> **Exercise instructions**:
A copy is needed of each line in the records that has the word "Unidade".

> **Given data**:
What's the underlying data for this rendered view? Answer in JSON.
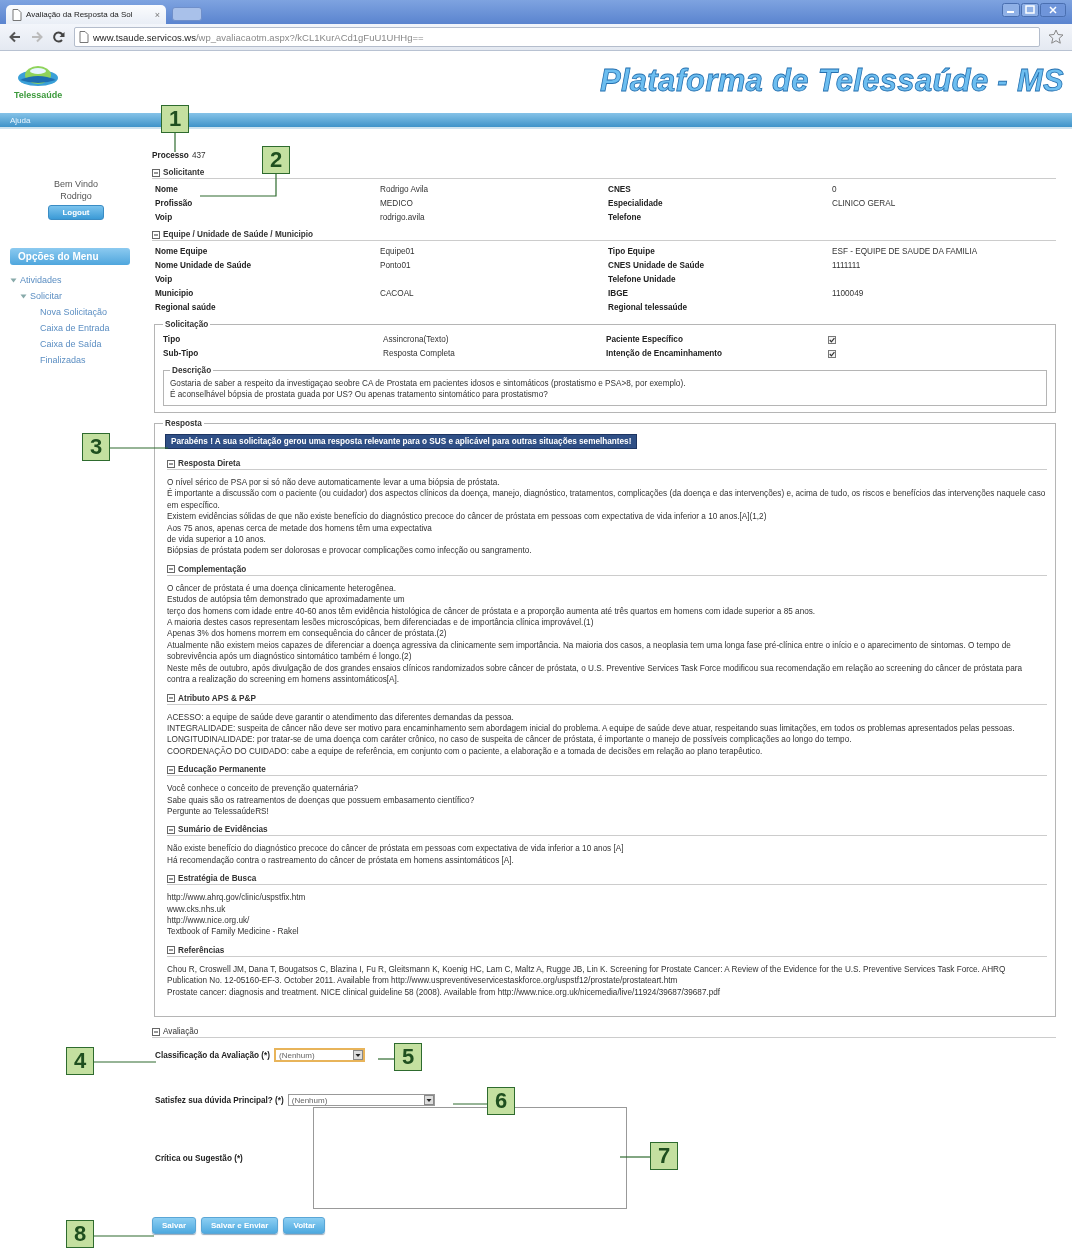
{
  "browser": {
    "tab_title": "Avaliação da Resposta da Sol",
    "tab_close": "×",
    "url_host": "www.tsaude.servicos.ws",
    "url_path": "/wp_avaliacaotm.aspx?/kCL1KurACd1gFuU1UHHg=="
  },
  "header": {
    "logo_text": "Telessaúde",
    "title": "Plataforma de Telessaúde - MS"
  },
  "menu_bar": {
    "label": "Ajuda"
  },
  "sidebar": {
    "welcome": "Bem Vindo",
    "user": "Rodrigo",
    "logout": "Logout",
    "menu_title": "Opções do Menu",
    "tree": [
      {
        "label": "Atividades",
        "expanded": true,
        "children": [
          {
            "label": "Solicitar",
            "expanded": true,
            "children": [
              {
                "label": "Nova Solicitação"
              },
              {
                "label": "Caixa de Entrada"
              },
              {
                "label": "Caixa de Saída"
              },
              {
                "label": "Finalizadas"
              }
            ]
          }
        ]
      }
    ]
  },
  "process": {
    "label": "Processo",
    "value": "437"
  },
  "sections": [
    {
      "title": "Solicitante",
      "expanded": true,
      "fields": [
        {
          "label": "Nome",
          "value": "Rodrigo Avila"
        },
        {
          "label": "CNES",
          "value": "0"
        },
        {
          "label": "Profissão",
          "value": "MEDICO"
        },
        {
          "label": "Especialidade",
          "value": "CLINICO GERAL"
        },
        {
          "label": "Voip",
          "value": "rodrigo.avila"
        },
        {
          "label": "Telefone"
        }
      ]
    },
    {
      "title": "Equipe / Unidade de Saúde / Municipio",
      "expanded": true,
      "fields": [
        {
          "label": "Nome Equipe",
          "value": "Equipe01"
        },
        {
          "label": "Tipo Equipe",
          "value": "ESF - EQUIPE DE SAUDE DA FAMILIA"
        },
        {
          "label": "Nome Unidade de Saúde",
          "value": "Ponto01"
        },
        {
          "label": "CNES Unidade de Saúde",
          "value": "1111111"
        },
        {
          "label": "Voip"
        },
        {
          "label": "Telefone Unidade"
        },
        {
          "label": "Municipio",
          "value": "CACOAL"
        },
        {
          "label": "IBGE",
          "value": "1100049"
        },
        {
          "label": "Regional saúde"
        },
        {
          "label": "Regional telessaúde"
        }
      ]
    }
  ],
  "solicitacao": {
    "legend": "Solicitação",
    "fields": [
      {
        "kind": "text",
        "label": "Tipo",
        "value": "Assincrona(Texto)"
      },
      {
        "kind": "checkbox",
        "label": "Paciente Específico",
        "checked": true
      },
      {
        "kind": "text",
        "label": "Sub-Tipo",
        "value": "Resposta Completa"
      },
      {
        "kind": "checkbox",
        "label": "Intenção de Encaminhamento",
        "checked": true
      }
    ],
    "descricao": {
      "legend": "Descrição",
      "lines": [
        "Gostaria de saber a respeito da investigaçao seobre CA de Prostata em pacientes idosos e sintomáticos (prostatismo e PSA>8, por exemplo).",
        "É aconselhável bópsia de prostata guada por US? Ou apenas tratamento sintomático para prostatismo?"
      ]
    }
  },
  "resposta": {
    "legend": "Resposta",
    "banner": "Parabéns ! A sua solicitação gerou uma resposta relevante para o SUS e aplicável para outras situações semelhantes!",
    "sections": [
      {
        "title": "Resposta Direta",
        "expanded": true,
        "lines": [
          "O nível sérico de PSA por si só não deve automaticamente levar a uma biópsia de próstata.",
          "É importante a discussão com o paciente (ou cuidador) dos aspectos clínicos da doença, manejo, diagnóstico, tratamentos, complicações (da doença e das intervenções) e, acima de tudo, os riscos e benefícios das intervenções naquele caso em específico.",
          "Existem evidências sólidas de que não existe benefício do diagnóstico precoce do câncer de próstata em pessoas com expectativa de vida inferior a 10 anos.[A](1,2)",
          "Aos 75 anos, apenas cerca de metade dos homens têm uma expectativa",
          "de vida superior a 10 anos.",
          "Biópsias de próstata podem ser dolorosas e provocar complicações como infecção ou sangramento."
        ]
      },
      {
        "title": "Complementação",
        "expanded": true,
        "lines": [
          "O câncer de próstata é uma doença clinicamente heterogênea.",
          "Estudos de autópsia têm demonstrado que aproximadamente um",
          "terço dos homens com idade entre 40-60 anos têm evidência histológica de câncer de próstata e a proporção aumenta até três quartos em homens com idade superior a 85 anos.",
          "A maioria destes casos representam lesões microscópicas, bem diferenciadas e de importância clínica improvável.(1)",
          "Apenas 3% dos homens morrem em consequência do câncer de próstata.(2)",
          "Atualmente não existem meios capazes de diferenciar a doença agressiva da clinicamente sem importância. Na maioria dos casos, a neoplasia tem uma longa fase pré-clínica entre o início e o aparecimento de sintomas. O tempo de sobrevivência após um diagnóstico sintomático também é longo.(2)",
          "Neste mês de outubro, após divulgação de dos grandes ensaios clínicos randomizados sobre câncer de próstata, o U.S. Preventive Services Task Force modificou sua recomendação em relação ao screening do câncer de próstata para contra a realização do screening em homens assintomáticos[A]."
        ]
      },
      {
        "title": "Atributo APS & P&P",
        "expanded": true,
        "lines": [
          "ACESSO: a equipe de saúde deve garantir o atendimento das diferentes demandas da pessoa.",
          "INTEGRALIDADE: suspeita de câncer não deve ser motivo para encaminhamento sem abordagem inicial do problema. A equipe de saúde deve atuar, respeitando suas limitações, em todos os problemas apresentados pelas pessoas.",
          "LONGITUDINALIDADE: por tratar-se de uma doença com caráter crônico, no caso de suspeita de câncer de próstata, é importante o manejo de possíveis complicações ao longo do tempo.",
          "COORDENAÇÃO DO CUIDADO: cabe a equipe de referência, em conjunto com o paciente, a elaboração e a tomada de decisões em relação ao plano terapêutico."
        ]
      },
      {
        "title": "Educação Permanente",
        "expanded": true,
        "lines": [
          "Você conhece o conceito de prevenção quaternária?",
          "Sabe quais são os ratreamentos de doenças que possuem embasamento científico?",
          "Pergunte ao TelessaúdeRS!"
        ]
      },
      {
        "title": "Sumário de Evidências",
        "expanded": true,
        "lines": [
          "Não existe benefício do diagnóstico precoce do câncer de próstata em pessoas com expectativa de vida inferior a 10 anos [A]",
          "Há recomendação contra o rastreamento do câncer de próstata em homens assintomáticos [A]."
        ]
      },
      {
        "title": "Estratégia de Busca",
        "expanded": true,
        "lines": [
          "http://www.ahrq.gov/clinic/uspstfix.htm",
          "www.cks.nhs.uk",
          "http://www.nice.org.uk/",
          "Textbook of Family Medicine - Rakel"
        ]
      },
      {
        "title": "Referências",
        "expanded": true,
        "lines": [
          "Chou R, Croswell JM, Dana T, Bougatsos C, Blazina I, Fu R, Gleitsmann K, Koenig HC, Lam C, Maltz A, Rugge JB, Lin K. Screening for Prostate Cancer: A Review of the Evidence for the U.S. Preventive Services Task Force. AHRQ Publication No. 12-05160-EF-3. October 2011. Available from http://www.uspreventiveservicestaskforce.org/uspstf12/prostate/prostateart.htm",
          "Prostate cancer: diagnosis and treatment. NICE clinical guideline 58 (2008). Available from http://www.nice.org.uk/nicemedia/live/11924/39687/39687.pdf"
        ]
      }
    ]
  },
  "avaliacao": {
    "title": "Avaliação",
    "expanded": true,
    "fields": [
      {
        "kind": "select",
        "label": "Classificação da Avaliação (*)",
        "value": "(Nenhum)",
        "focused": true
      },
      {
        "kind": "select",
        "label": "Satisfez sua dúvida Principal? (*)",
        "value": "(Nenhum)",
        "focused": false
      },
      {
        "kind": "textarea",
        "label": "Crítica ou Sugestão (*)"
      }
    ],
    "buttons": [
      "Salvar",
      "Salvar e Enviar",
      "Voltar"
    ]
  },
  "callouts": [
    {
      "number": "1"
    },
    {
      "number": "2"
    },
    {
      "number": "3"
    },
    {
      "number": "4"
    },
    {
      "number": "5"
    },
    {
      "number": "6"
    },
    {
      "number": "7"
    },
    {
      "number": "8"
    }
  ]
}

> **Solution to the exercise**:
      "title": "Equipe / Unidade de Saúde / Municipio",
          "label": "Nome Unidade de Saúde",
          "label": "CNES Unidade de Saúde",
          "label": "Telefone Unidade"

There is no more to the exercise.